By combining polyaniline with a chemical that gives it conductivity, Loo discovered she could increase the plastic’s conductivity one- to six-fold based on the version of the chemical added. Chemically altered polyaniline has several advantages over the more commonly used metals, like gold and copper, in devices other than computers. For example, Loo’s previous research has demonstrated that “doped” polyaniline can be manufactured in solution at room temperatures and without vacuum chambers. Producing metal-based wires requires special manufacturing conditions in addition to the high cost of the metals.

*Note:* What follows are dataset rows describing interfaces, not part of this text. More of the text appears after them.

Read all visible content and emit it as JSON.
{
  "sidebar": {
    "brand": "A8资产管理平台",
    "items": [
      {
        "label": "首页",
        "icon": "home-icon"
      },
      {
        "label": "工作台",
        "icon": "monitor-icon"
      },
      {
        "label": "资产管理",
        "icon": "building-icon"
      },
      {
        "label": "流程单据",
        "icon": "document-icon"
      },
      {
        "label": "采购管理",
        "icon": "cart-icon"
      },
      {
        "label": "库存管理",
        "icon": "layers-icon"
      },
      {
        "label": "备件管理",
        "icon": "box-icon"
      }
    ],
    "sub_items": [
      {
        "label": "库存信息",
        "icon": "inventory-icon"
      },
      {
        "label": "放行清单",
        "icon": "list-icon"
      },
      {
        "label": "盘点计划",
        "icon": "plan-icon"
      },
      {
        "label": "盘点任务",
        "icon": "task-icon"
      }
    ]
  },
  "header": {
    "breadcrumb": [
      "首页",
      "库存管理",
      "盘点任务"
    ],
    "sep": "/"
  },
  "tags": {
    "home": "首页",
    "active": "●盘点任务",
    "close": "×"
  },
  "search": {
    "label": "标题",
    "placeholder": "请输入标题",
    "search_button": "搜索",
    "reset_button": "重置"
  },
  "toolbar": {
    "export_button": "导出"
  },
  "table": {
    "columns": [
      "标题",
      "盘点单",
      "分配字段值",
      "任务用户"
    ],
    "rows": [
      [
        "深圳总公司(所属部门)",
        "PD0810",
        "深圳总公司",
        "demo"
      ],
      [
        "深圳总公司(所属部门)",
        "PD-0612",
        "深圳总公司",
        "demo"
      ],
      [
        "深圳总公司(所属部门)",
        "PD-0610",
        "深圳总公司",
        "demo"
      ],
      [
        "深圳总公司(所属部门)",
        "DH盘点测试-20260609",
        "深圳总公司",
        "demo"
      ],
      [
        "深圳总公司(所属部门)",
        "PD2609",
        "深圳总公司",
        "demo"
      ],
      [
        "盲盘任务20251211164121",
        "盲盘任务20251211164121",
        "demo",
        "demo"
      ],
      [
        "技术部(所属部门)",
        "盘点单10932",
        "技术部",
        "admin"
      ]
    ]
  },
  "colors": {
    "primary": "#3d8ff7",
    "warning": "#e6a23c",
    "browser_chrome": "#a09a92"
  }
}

Graduate student Joung Eun Yoo and other members of Loo’s laboratory began determining how higher-mass versions of polymer acid improve the plastic’s conductivity when the two materials are combined. So far, they have learned that the higher mass acids attach to the plastic in longer chains, and induce a less-ordered internal structure (crystallinity) within the plastic.
“Understanding how the structure of this polyaniline material changes when its conductivity changes will be crucial for selecting the right material for different consumer applications,” Loo said. She noted that the ability of the plastic to change colours depending on whether it was conductive or not could be especially useful. “Its general versatility could lead to a variety of new consumer products in upcoming years,” she said.
COMPAMED.de; Source: University of Texas at Austin